I recently became aware of an issue when using 32 bit key hashes to receive gpg keys. It's insecure to do so because it is now trivial to create colliding keys with the same 32 bit hash.
As a demonstration the following key hash for the R package maintainers has been duplicated by a colliding key. This can be shown by running the following command.
sudo apt-key adv --keyserver keyserver.ubuntu.com --recv-keys E084DAB9 Executing: /tmp/tmp.CTf53pBy3y/gpg.1.sh --keyserver keyserver.ubuntu.com --recv-keys E084DAB9 gpg: requesting key E084DAB9 from hkp server keyserver.ubuntu.com gpg: key E084DAB9: "Totally Legit Signing Key <firstname.lastname@example.org>" not changed gpg: key E084DAB9: "Michael Rutter <email@example.com>" not changed gpg: Total number processed: 2 gpg: unchanged: 2

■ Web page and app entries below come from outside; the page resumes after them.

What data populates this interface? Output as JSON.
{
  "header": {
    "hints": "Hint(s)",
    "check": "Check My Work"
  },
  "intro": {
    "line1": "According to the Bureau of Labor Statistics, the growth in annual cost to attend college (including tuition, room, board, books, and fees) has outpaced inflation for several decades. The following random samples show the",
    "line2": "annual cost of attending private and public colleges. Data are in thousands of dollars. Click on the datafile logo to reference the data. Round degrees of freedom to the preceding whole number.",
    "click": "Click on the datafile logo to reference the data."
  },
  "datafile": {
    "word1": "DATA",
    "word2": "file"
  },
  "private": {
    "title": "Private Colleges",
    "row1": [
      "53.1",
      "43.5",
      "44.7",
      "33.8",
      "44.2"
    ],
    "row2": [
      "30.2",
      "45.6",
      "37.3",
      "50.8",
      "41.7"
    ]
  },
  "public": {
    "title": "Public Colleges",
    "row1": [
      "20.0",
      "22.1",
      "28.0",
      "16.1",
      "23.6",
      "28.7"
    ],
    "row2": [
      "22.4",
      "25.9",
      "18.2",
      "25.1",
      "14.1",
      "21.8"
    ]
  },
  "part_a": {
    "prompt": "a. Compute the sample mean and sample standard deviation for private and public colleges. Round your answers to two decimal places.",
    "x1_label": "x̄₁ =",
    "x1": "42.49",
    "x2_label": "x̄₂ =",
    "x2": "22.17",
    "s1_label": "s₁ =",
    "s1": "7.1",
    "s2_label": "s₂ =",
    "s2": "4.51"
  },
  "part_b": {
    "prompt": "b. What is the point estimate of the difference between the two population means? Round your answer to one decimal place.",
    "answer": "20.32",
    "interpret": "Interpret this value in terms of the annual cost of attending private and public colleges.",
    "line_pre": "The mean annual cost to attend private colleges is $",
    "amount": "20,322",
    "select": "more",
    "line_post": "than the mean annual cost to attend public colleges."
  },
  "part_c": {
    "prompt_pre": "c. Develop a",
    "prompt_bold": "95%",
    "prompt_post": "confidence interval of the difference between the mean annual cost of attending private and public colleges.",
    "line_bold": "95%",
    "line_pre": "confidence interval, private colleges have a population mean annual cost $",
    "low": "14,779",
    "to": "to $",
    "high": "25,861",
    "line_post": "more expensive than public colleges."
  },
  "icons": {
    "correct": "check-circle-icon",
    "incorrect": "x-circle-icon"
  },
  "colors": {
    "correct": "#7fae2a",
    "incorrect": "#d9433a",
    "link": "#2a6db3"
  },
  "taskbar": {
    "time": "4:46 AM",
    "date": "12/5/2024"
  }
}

Note the second
Totally Legit Signing Key.
See https://evil32.com/ for more information about the problem.
There are many questions with answers that include 32 bit keys in them, and many people are likely to copy and paste them without noticing a problem.
Is it appropriate to go through and directly edit all of those questions and answers to include the new stronger hashes?
It's very similar to this question Editing of Insecure Code Examples but I it seems like a distinct circumstance because it's a very targeted change, just substitute the new better key hash for the old bad one rather than a more general code change.